Regresy podobieństwa. Podwójny relacyjny argument przeciwko nominalizmowi tropowemu

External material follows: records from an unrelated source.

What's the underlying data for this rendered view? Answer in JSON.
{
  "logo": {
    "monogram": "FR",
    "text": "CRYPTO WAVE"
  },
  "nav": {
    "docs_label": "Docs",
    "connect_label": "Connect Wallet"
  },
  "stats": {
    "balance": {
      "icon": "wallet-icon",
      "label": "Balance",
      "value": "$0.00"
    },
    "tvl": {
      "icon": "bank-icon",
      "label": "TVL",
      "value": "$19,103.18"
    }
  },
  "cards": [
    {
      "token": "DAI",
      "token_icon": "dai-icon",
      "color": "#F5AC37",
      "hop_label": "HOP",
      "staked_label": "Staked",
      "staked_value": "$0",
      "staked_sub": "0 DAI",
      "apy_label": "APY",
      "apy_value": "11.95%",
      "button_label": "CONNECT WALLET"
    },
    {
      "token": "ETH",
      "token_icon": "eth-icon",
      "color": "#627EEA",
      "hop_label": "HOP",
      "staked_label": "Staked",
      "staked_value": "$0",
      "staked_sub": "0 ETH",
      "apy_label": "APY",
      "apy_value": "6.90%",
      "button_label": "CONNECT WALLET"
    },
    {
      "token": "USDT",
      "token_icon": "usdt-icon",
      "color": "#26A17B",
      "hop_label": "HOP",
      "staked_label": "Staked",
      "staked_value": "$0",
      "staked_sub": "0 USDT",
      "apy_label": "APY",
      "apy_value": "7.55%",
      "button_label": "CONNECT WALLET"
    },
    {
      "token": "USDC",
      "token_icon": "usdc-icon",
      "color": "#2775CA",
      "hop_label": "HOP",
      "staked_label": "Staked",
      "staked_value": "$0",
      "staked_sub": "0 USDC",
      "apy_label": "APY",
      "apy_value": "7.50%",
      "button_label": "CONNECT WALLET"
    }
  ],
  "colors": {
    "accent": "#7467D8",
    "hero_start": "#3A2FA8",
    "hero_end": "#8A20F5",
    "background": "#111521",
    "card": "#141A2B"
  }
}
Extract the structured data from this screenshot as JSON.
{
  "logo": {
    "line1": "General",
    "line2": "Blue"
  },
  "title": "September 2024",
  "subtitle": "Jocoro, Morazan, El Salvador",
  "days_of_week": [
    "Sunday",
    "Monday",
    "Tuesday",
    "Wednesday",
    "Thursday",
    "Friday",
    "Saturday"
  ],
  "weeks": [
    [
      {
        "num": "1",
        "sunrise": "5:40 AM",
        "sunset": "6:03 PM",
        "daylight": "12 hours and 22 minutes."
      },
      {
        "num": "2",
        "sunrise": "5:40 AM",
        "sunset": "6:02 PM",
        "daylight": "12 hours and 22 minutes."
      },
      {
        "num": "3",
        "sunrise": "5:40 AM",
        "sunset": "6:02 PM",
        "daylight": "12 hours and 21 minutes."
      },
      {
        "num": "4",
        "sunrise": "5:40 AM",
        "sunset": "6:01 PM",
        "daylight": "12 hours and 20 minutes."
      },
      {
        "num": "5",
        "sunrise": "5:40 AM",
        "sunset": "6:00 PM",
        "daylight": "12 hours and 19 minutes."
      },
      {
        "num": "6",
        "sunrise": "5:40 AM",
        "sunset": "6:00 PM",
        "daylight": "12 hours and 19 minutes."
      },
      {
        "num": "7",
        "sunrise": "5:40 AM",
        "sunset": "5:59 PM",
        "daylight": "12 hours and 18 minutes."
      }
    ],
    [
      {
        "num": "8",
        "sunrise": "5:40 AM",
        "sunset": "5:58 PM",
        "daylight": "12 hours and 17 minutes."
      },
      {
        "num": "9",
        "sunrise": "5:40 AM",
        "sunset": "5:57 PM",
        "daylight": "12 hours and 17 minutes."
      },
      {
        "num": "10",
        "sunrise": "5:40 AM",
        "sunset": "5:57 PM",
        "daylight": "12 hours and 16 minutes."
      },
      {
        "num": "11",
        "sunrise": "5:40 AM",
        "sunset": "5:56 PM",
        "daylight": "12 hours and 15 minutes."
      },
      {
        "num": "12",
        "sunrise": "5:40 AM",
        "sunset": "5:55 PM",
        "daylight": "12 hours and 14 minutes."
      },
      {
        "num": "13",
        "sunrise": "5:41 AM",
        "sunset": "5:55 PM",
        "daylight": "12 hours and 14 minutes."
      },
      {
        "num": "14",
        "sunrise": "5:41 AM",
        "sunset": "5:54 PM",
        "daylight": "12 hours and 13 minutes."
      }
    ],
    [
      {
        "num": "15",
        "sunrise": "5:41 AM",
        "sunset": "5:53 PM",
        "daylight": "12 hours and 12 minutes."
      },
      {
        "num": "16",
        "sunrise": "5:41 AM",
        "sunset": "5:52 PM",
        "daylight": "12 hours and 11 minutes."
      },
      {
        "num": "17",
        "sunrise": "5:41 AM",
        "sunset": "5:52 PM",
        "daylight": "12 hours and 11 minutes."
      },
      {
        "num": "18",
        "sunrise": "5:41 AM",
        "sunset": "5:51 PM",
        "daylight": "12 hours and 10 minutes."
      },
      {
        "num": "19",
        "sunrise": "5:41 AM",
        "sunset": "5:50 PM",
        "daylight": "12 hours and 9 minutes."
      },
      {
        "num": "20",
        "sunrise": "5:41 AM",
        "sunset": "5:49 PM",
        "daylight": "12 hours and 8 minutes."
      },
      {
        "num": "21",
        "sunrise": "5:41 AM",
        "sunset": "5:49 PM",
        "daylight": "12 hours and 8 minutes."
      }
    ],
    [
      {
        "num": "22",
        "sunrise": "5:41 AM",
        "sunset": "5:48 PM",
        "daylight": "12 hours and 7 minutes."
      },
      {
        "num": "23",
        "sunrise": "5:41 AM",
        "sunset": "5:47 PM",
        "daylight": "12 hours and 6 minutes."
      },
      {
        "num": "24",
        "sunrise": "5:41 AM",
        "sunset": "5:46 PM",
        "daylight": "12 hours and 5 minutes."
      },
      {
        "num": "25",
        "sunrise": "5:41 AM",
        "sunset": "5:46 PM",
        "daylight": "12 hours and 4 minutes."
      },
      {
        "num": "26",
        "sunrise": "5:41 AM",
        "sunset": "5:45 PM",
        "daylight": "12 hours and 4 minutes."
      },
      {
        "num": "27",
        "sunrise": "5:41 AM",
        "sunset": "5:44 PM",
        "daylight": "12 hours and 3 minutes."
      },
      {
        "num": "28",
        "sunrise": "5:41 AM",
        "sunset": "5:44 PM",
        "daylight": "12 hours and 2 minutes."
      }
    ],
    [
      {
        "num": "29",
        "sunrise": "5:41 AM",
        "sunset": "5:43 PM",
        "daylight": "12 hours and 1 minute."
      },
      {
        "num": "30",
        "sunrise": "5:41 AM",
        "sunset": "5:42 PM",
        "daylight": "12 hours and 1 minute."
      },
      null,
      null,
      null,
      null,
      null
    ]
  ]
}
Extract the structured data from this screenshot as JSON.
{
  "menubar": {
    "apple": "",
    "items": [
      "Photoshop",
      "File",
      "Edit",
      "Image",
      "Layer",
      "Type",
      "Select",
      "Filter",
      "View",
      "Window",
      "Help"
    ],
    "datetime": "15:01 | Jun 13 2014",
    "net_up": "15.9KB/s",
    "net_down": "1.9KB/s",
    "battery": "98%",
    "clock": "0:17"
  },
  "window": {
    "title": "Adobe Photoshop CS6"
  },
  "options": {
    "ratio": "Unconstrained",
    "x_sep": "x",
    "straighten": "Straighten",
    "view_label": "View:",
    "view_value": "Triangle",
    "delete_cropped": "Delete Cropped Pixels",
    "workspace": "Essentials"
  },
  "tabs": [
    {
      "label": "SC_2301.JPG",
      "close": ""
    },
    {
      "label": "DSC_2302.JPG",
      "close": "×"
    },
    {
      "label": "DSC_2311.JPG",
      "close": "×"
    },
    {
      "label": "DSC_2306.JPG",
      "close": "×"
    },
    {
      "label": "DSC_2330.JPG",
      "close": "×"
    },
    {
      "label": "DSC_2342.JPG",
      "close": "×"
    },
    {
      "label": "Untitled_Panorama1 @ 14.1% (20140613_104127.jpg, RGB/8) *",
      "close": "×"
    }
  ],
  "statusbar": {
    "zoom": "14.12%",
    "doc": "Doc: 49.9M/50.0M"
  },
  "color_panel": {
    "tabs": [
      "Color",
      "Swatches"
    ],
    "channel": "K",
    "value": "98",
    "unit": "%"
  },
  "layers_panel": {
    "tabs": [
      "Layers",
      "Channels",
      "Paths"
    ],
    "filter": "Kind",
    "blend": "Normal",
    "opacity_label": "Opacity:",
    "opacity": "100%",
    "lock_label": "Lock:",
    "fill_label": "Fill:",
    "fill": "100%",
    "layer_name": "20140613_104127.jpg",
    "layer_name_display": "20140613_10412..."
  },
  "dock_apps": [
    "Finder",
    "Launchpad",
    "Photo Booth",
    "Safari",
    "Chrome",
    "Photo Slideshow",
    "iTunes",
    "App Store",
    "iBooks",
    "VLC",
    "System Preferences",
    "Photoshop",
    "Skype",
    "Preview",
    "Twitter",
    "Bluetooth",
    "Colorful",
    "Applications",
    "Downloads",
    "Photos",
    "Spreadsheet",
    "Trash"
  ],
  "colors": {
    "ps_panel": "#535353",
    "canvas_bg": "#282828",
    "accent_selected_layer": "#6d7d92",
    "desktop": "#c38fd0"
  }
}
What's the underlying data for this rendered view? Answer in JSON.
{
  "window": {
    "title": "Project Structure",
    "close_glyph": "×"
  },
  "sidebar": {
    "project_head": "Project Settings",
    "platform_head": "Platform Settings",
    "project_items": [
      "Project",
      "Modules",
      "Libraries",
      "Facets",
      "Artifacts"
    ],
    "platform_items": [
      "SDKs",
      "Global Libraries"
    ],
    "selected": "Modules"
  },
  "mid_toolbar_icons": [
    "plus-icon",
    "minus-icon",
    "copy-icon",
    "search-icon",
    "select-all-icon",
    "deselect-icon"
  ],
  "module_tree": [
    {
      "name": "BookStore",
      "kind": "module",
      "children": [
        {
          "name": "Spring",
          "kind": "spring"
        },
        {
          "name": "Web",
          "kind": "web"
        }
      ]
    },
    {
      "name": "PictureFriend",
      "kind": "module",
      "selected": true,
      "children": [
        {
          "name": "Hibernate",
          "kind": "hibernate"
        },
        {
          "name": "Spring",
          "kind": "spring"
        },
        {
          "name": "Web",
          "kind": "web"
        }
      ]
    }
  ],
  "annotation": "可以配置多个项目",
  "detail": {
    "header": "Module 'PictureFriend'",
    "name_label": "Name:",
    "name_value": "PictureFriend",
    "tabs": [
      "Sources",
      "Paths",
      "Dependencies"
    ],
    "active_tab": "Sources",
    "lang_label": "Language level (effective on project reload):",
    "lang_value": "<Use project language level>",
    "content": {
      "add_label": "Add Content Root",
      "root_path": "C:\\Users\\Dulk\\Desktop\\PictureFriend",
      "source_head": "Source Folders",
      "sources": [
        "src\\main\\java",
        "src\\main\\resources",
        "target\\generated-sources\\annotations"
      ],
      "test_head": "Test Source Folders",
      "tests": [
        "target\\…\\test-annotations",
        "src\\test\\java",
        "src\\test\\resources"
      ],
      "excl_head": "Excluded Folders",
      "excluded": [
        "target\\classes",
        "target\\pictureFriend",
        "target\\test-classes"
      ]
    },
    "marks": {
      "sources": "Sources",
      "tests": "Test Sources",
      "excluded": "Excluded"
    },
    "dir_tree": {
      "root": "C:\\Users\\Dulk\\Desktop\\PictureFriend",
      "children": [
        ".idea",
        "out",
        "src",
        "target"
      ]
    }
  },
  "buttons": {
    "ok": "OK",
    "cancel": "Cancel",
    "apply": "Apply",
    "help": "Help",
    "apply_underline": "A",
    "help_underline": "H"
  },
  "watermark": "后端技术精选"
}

Trope nominalists claim that resemblance is a primitive relation. There are two well-known arguments that aim to prove that such resemblance leads to a vicious regress. On the one hand, Bertrand Russell famously argued that resemblance relations imply an infinite series of resemblances holding between them. On the other hand, less famously, Edmund Husserl claimed that resemblance must be grounded in identity, for otherwise it falls into a vicious regress. In this paper, I argue that these arguments are intimately connected and, in fact, form a single complex case against nominalism. The point is that the standard solution to the Russell regress, which takes resemblance to be an internal relation, leads to the Husserl regress, and vice versa: a solution to the Husserl regress is possible when resemblance is taken to be an external relation, which immediately leads to the Russell regress.